Ray Kelly opens up on terrorism, cybersecurity concerns at ASIS 2015

Sept. 30, 2015
Former NYPD commissioner delivers keynote address at conference

There is perhaps no greater authority to speak to the threats our nation faces from terrorists than former New York Police Commissioner Ray Kelly. Having served two different stints as police commissioner from 1992 to 1994 and 2002 to 2013, Kelly is one of the most recognizable law enforcement officials in the country and was on the front lines in responding to both the 1993 bombing of the World Trade Center and later the 9/11 terror attacks.

And while the threat landscape may have radically changed since the aftermath of 9/11, Kelly, who delivered the keynote address at ASIS 2015 on Tuesday, said that security and public safety personnel today need to be as vigilant as ever. Vigilance in the face of what seems to be a never ending cycle of terror threats is something that Kelly is intimately familiar with. Shortly after 9/11, Kelly oversaw the creation of a counter-terror unit within the NYPD, which not only trains personnel how to respond in the event of an attack but also has operatives around the globe that gather intelligence about plots targeting the city.      

“We knew that we had to do something different,” said Kelly, adding that their intent was not to “supplant” what the government was doing but rather “supplement” it with additional resources. Kelly, who now serves as president of risk management services at Cushman & Wakefield, also discussed a variety of other topics at the conference on Tuesday, including cybersecurity, training and the evolution of ISIS and al-Qaida.  


With the fallout that has resulted from the numerous data breaches reported by organizations both large and small in recent years, cybersecurity is top of mind for not only security professionals, but also C-suite executives as it really has risen to the point of becoming a board-level risk. Kelly echoes that sentiment and said that it is the “big issue” in security today.
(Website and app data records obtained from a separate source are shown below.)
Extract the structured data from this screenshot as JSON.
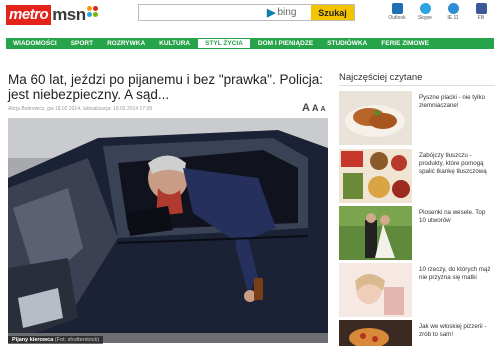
{
  "header": {
    "logo_part1": "metro",
    "logo_part2": "msn",
    "search_placeholder": "",
    "bing_label": "bing",
    "search_button": "Szukaj",
    "quick_links": [
      {
        "label": "Outlook",
        "icon": "outlook-icon",
        "color": "#1f6fb5"
      },
      {
        "label": "Skype",
        "icon": "skype-icon",
        "color": "#2ca4de"
      },
      {
        "label": "IE 11",
        "icon": "ie-icon",
        "color": "#2e8fd6"
      },
      {
        "label": "FB",
        "icon": "facebook-icon",
        "color": "#3b5998"
      }
    ]
  },
  "nav": {
    "items": [
      "WIADOMOŚCI",
      "SPORT",
      "ROZRYWKA",
      "KULTURA",
      "STYL ŻYCIA",
      "DOM I PIENIĄDZE",
      "STUDIÓWKA",
      "FERIE ZIMOWE"
    ],
    "active_index": 4,
    "color": "#27a34a"
  },
  "article": {
    "headline": "Ma 60 lat, jeździ po pijanemu i bez \"prawka\". Policja: jest niebezpieczny. A sąd...",
    "meta": "Alicja Bobrowicz, gw    18.02.2014, /aktualizacja: 18.02.2014 17:39",
    "font_size_control": "A",
    "photo_caption": "Pijany kierowca",
    "photo_credit": "(Fot. shutterstock)"
  },
  "sidebar": {
    "title": "Najczęściej czytane",
    "items": [
      {
        "text": "Pyszne placki - nie tylko ziemniaczane!",
        "thumb": "food-thumbnail"
      },
      {
        "text": "Zabójczy tłuszczu - produkty, które pomogą spalić tkankę tłuszczową",
        "thumb": "healthy-food-thumbnail"
      },
      {
        "text": "Piosenki na wesele. Top 10 utworów",
        "thumb": "wedding-thumbnail"
      },
      {
        "text": "10 rzeczy, do których mąż nie przyzna się matki",
        "thumb": "woman-thumbnail"
      },
      {
        "text": "Jak we włoskiej pizzerii - zrób to sam!",
        "thumb": "pizza-thumbnail"
      }
    ]
  }
}
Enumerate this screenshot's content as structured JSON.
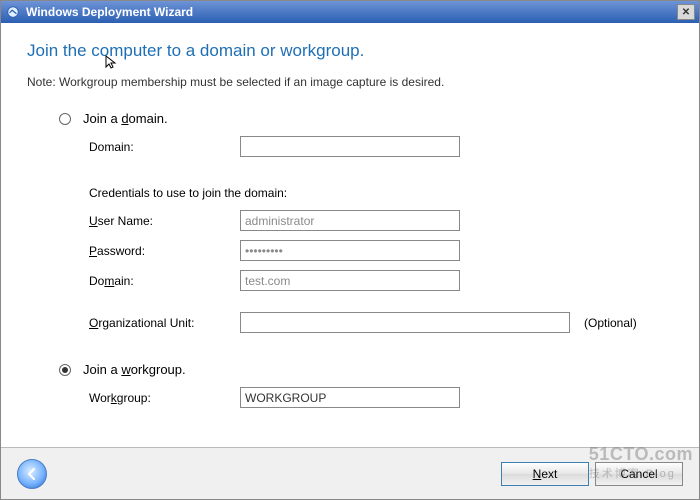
{
  "window": {
    "title": "Windows Deployment Wizard"
  },
  "heading": "Join the computer to a domain or workgroup.",
  "note": "Note: Workgroup membership must be selected if an image capture is desired.",
  "domain_option": {
    "label_pre": "Join a ",
    "label_u": "d",
    "label_post": "omain.",
    "selected": false,
    "domain_label": "Domain:",
    "domain_value": "",
    "creds_label": "Credentials to use to join the domain:",
    "username_label_pre": "",
    "username_label_u": "U",
    "username_label_post": "ser Name:",
    "username_value": "administrator",
    "password_label_pre": "",
    "password_label_u": "P",
    "password_label_post": "assword:",
    "password_value": "•••••••••",
    "cred_domain_label_pre": "Do",
    "cred_domain_label_u": "m",
    "cred_domain_label_post": "ain:",
    "cred_domain_value": "test.com",
    "ou_label_pre": "",
    "ou_label_u": "O",
    "ou_label_post": "rganizational Unit:",
    "ou_value": "",
    "optional": "(Optional)"
  },
  "workgroup_option": {
    "label_pre": "Join a ",
    "label_u": "w",
    "label_post": "orkgroup.",
    "selected": true,
    "workgroup_label_pre": "Wor",
    "workgroup_label_u": "k",
    "workgroup_label_post": "group:",
    "workgroup_value": "WORKGROUP"
  },
  "footer": {
    "next_label_pre": "",
    "next_label_u": "N",
    "next_label_post": "ext",
    "cancel": "Cancel"
  },
  "watermark": {
    "main": "51CTO.com",
    "sub": "技术博客    Blog"
  }
}
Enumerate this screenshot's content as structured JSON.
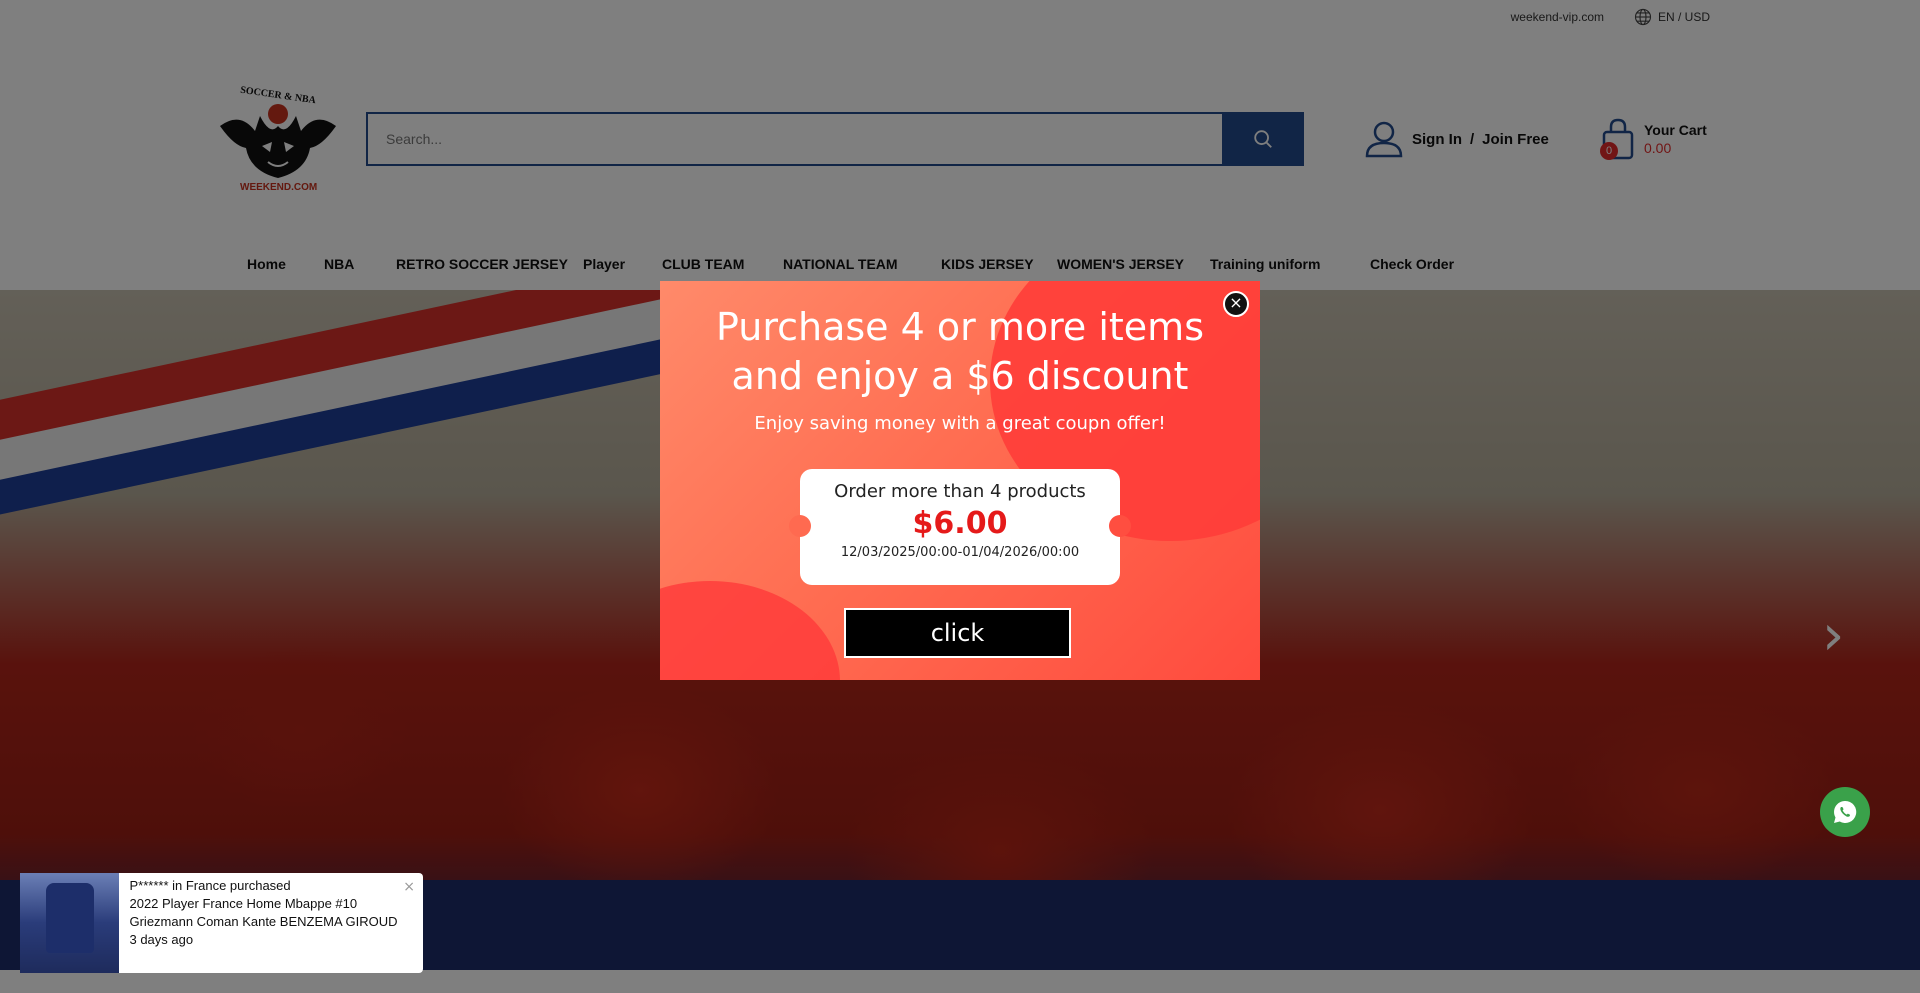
{
  "topbar": {
    "domain": "weekend-vip.com",
    "lang_currency": "EN / USD"
  },
  "logo": {
    "top_text": "SOCCER & NBA",
    "bottom_text": "WEEKEND.COM"
  },
  "search": {
    "placeholder": "Search..."
  },
  "account": {
    "sign_in": "Sign In",
    "separator": "/",
    "join": "Join Free"
  },
  "cart": {
    "title": "Your Cart",
    "total": "0.00",
    "count": "0"
  },
  "nav": {
    "items": [
      {
        "label": "Home"
      },
      {
        "label": "NBA"
      },
      {
        "label": "RETRO SOCCER JERSEY"
      },
      {
        "label": "Player"
      },
      {
        "label": "CLUB TEAM"
      },
      {
        "label": "NATIONAL TEAM"
      },
      {
        "label": "KIDS JERSEY"
      },
      {
        "label": "WOMEN'S JERSEY"
      },
      {
        "label": "Training uniform"
      },
      {
        "label": "Check Order"
      }
    ]
  },
  "popup": {
    "headline": "Purchase 4 or more items and enjoy a $6 discount",
    "subtitle": "Enjoy saving money with a great coupn offer!",
    "coupon": {
      "title": "Order more than 4 products",
      "amount": "$6.00",
      "validity": "12/03/2025/00:00-01/04/2026/00:00"
    },
    "button": "click",
    "close": "×"
  },
  "notification": {
    "line1": "P****** in France purchased",
    "product": "2022 Player France Home Mbappe #10 Griezmann Coman Kante BENZEMA GIROUD",
    "time": "3 days ago",
    "close": "×"
  },
  "colors": {
    "brand_blue": "#234b8c",
    "price_red": "#e22b2b",
    "whatsapp_green": "#3aa14a"
  }
}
Although we have yet to experience a cyber terrorist attack, Kelly believes that one is “inevitable” as cyber vulnerabilities continue to grow in complexity. What’s more, Kelly said he gets the sense that lawmakers in Washington simply don’t grasp the scope of the problem and thinks that they should be doing more to help municipalities get a better handle on their vulnerabilities. Kelly also thinks that organizations would be better served having multi-disciplined teams in place that can respond to a variety of different security events, be it online or at physical locations.

He also thinks that colleges and universities should incorporate cybersecurity into some of their computer science programs to ensure there is an adequate amount of people in the workforce with the appropriate skill sets to fill these positions in the future. Of course, Kelly said that finding people with the right level of expertise is a difficult and expensive proposition for most companies. As an alternative, he believes that companies should look at the talent they have internally to determine who may be a good candidate for additional training.  

The crowd at Tuesday’s keynote also applauded Kelly’s stance on NSA whistleblower Edward Snowden, whose leaks in 2013 revealed numerous details about the agency’s surveillance programs.

“I think Edward Snowden is a traitor and needs to be prosecuted,” said Kelly.


While there is a lot of talk among security professionals about the need to conduct regular exercises to prepare for different scenarios, Kelly said the fact is that most of these plans just sit on a shelf somewhere collecting dust. Kelly said some of these plans still contain the names and contact information of people who may have left the company years ago. To remedy this, Kelly said organizations should develop tabletop exercises that are more narrowly tailored to the functions of their particular company.     

Evolution of Terrorism

Despite the fact that many people now believe that ISIS has supplanted al-Qaida as the primary terror threat in the world, Kelly said that both are committed to taking American lives wherever they may be.

“I think it may be a distinction without a difference,” said Kelly referencing the difference between the two entities.

He did admit, however, that ISIS is going to be hard to root out given how it has become such a strong ideological movement.

Overall, Kelly believes that security professionals have answered the bell when it comes to addressing their risks to these aforementioned issues but he believes the threat, particularly with regards to terrorism, is only going to continue to persist moving forward.

“I think we’re doing well, but I don’t think the threat has diminished,” he said.  

About the Author

Joel Griffin | Editor-in-Chief, SecurityInfoWatch.com

Joel Griffin is the Editor-in-Chief of SecurityInfoWatch.com, a business-to-business news website published by Endeavor Business Media that covers all aspects of the physical security industry. Joel has covered the security industry since May 2008 when he first joined the site as assistant editor. Prior to SecurityInfoWatch, Joel worked as a staff reporter for two years at the Newton Citizen, a daily newspaper located in the suburban Atlanta city of Covington, Ga.